that describes the resonant filter, there are three other useful demonstrations that this software can
DEMO 2: Solutions of a second order differential equation with constant coefficients and a sinusoidal forcing
function decompose into two components--a transient solution and a steady state solution. Simply sliding the bars for the initial data shows quite clearly the presence of a transient solution that depends on the initial data, and a steady state solution that is unaffected by changes in the initial data.
Figure 3 shows the output signal for an RLC filter with R = 0.52, L
= 0.215, C = 0.215, y(0) = 1,
y'(0) = 0, and input signal
obtained by varying the initial conditions. Observe the initial transient
solution and the steady state that does not change.
y(0) = 1, y'(0) = 0
y(0) = .5, y'(0) = 0
y(0) = -1, y'(0) = 2
Figure 3. Effect on
output from varying initial conditions.
DEMO 3: This demo is useful for
illustrating the phenomenon of resonance in an electrical device. Although
resonance is undesirable in many mechanical systems, such as a spring mass
system, many electrical devices such as radios would not function properly
without the phenomenon of resonance.
Choose an input signal with a certain
frequency. Fix the resistance and inductance. Slide the capacitance
slider and observe the changes in the output curve as the preferred frequency
changes. Notice that the amplitude of the steady state signal is largest when
the preferred frequency is close to the frequency of the input signal. We
can think of the capacitor as a tuner.
We can use the software to simulate a
primitive radio. Assume that volume is roughly proportional to amplitude
and suppose we wish to pick up a radio station at a particular frequency (the
input frequency). By adjusting the capacitor so that the amplitude is the
highest (this will occur when the preferred frequency is the same as the input
frequency), we have simultaneously tuned in the station broadcasting at our
preferred frequency and tuned out stations broadcasting at other frequencies.
DEMO 4: Choose
three different input signals with different frequencies. Set the resistance to

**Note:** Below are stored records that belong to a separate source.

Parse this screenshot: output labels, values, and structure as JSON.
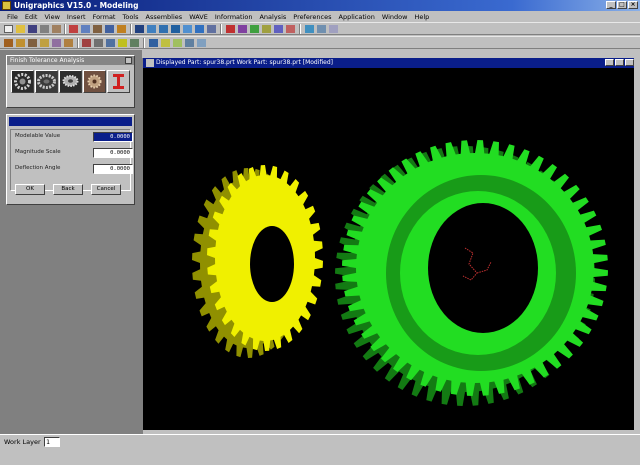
{
  "app": {
    "title": "Unigraphics V15.0 - Modeling"
  },
  "menu": [
    "File",
    "Edit",
    "View",
    "Insert",
    "Format",
    "Tools",
    "Assemblies",
    "WAVE",
    "Information",
    "Analysis",
    "Preferences",
    "Application",
    "Window",
    "Help"
  ],
  "palette": {
    "title": "Finish Tolerance Analysis",
    "icons": [
      "spur-gear-icon",
      "helical-gear-icon",
      "bevel-gear-icon",
      "gear-settings-icon",
      "ibeam-icon"
    ]
  },
  "dialog": {
    "rows": [
      {
        "label": "Modelable Value",
        "value": "0.0000"
      },
      {
        "label": "Magnitude Scale",
        "value": "0.0000"
      },
      {
        "label": "Deflection Angle",
        "value": "0.0000"
      }
    ],
    "buttons": {
      "ok": "OK",
      "back": "Back",
      "cancel": "Cancel"
    }
  },
  "graphics_window": {
    "title": "Displayed Part: spur38.prt   Work Part: spur38.prt [Modified]"
  },
  "viewport": {
    "background": "#000000",
    "small_gear_color": "#f0f000",
    "large_gear_color": "#22dd22",
    "small_gear_teeth": 30,
    "large_gear_teeth": 52
  },
  "status": {
    "label": "Work Layer",
    "value": "1"
  }
}
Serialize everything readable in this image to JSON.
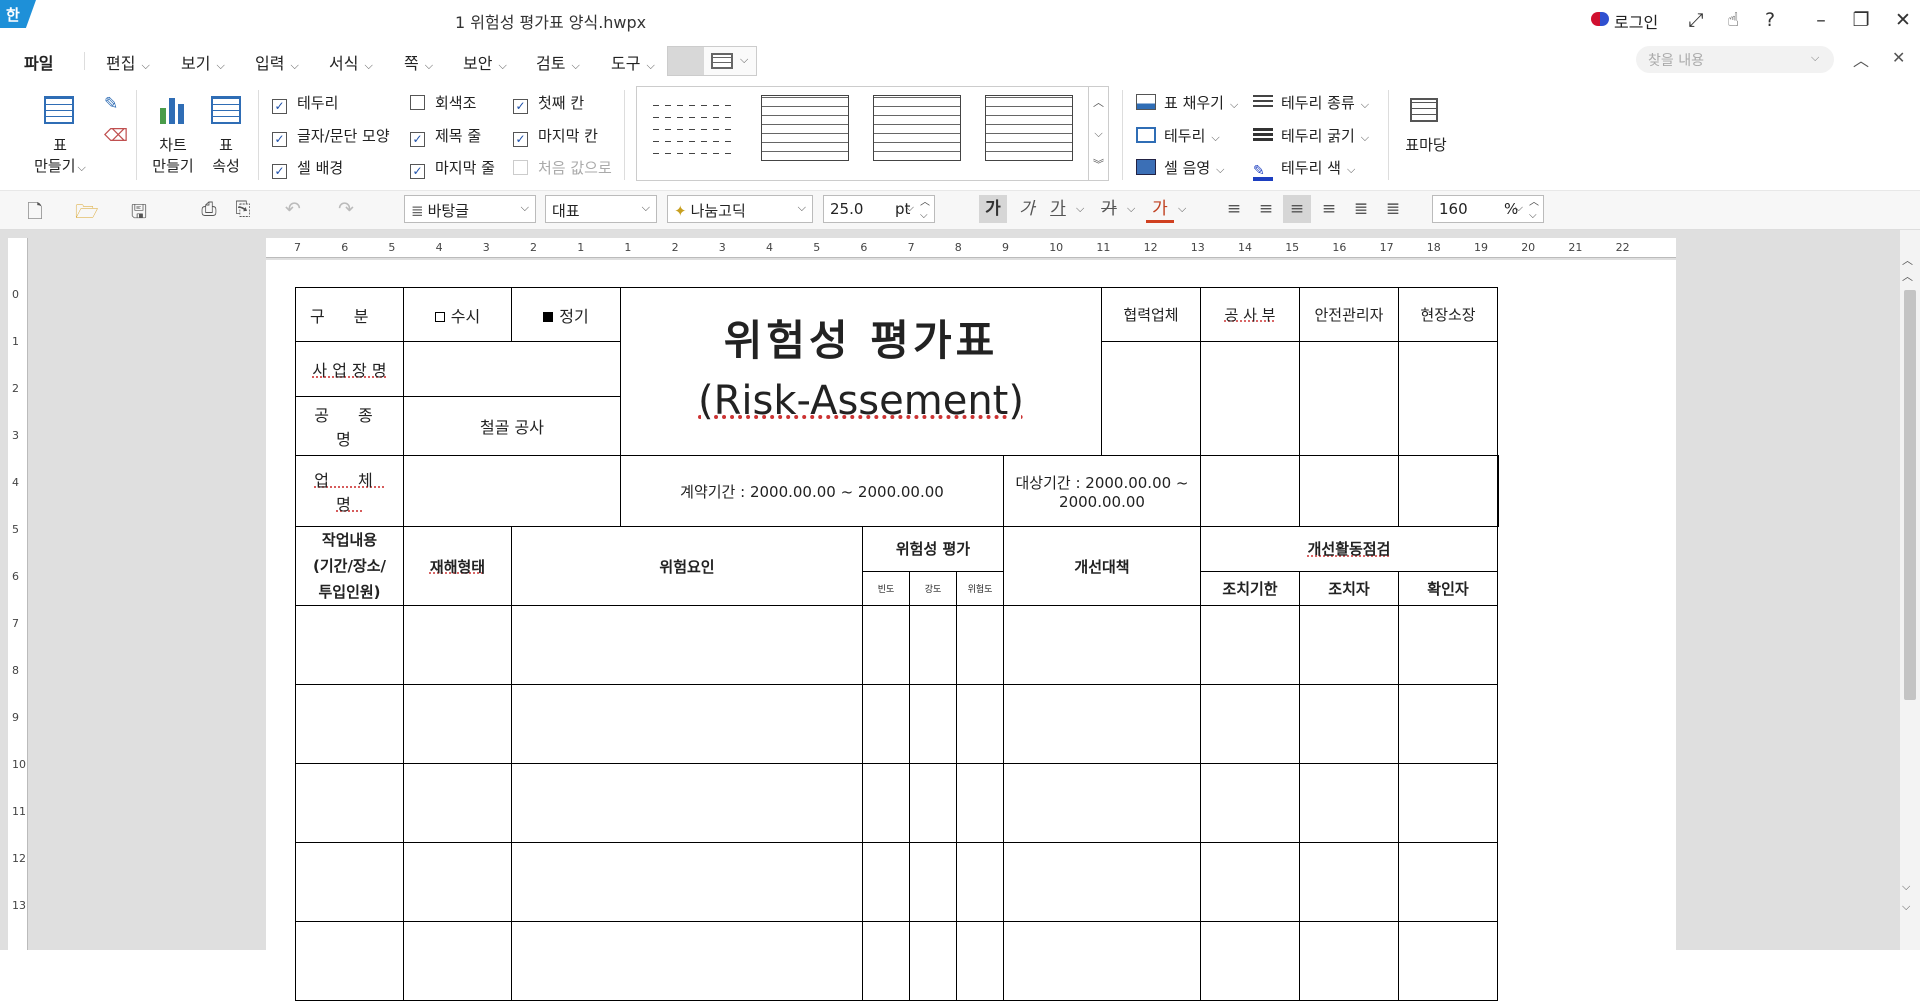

a low value, and slide either the inductance or capacitance values so that the
preferred frequency varies across the frequencies of your input signals. You
will be able to visually pick out the frequencies that correspond to the input
frequencies. It is another nice demonstration of a primitive method for tuning a
In a course on scientific simulation, we had students construct a program like this. They were given tables of data formed by the sum of periodic signals and used their program to determine the frequencies of the original signals.
A zipped file with all requisite material is available; see below. This file contains the program, which should run on any recent
PC, the help file which describes the program interface as well as the mathematical details of the model and the resonance phenomenon.
Also included is a complete commented source code for those who wish to modify the program. There is no installation process; you need only unzip the package in a convenient directory.
To download the zipped file click
Once the files have been extracted, the
utility is the executable file entitled LRC Circuit.exe. To run the
program, double click the program icon.
This software can be used either as a classroom
demonstration or in a lab situation. It is recommended that if you use this
with students in a lab that you prepare a handout of experiments for students
to perform and report on.
is a java applet that illustrates resonance in an RLC circuit.
Davis, Paul, Differential Equations for
Mathematics, Science, and Engineering, Prentice Hall, 1992.
Edwards, C. Henry and David E. Penney, Differential
Equations: Computing and Modeling, Second Edition, Prentice
Boyce, William E. and Richard C. Diprima, Elementary
Differential Equations, 6th Edition, John Wiley & Sons, 1996.
Zill, Dennis G., A
First Course in Differential Equations with Modeling Applications, 7th
Edition, Brooks-Cole, 2000.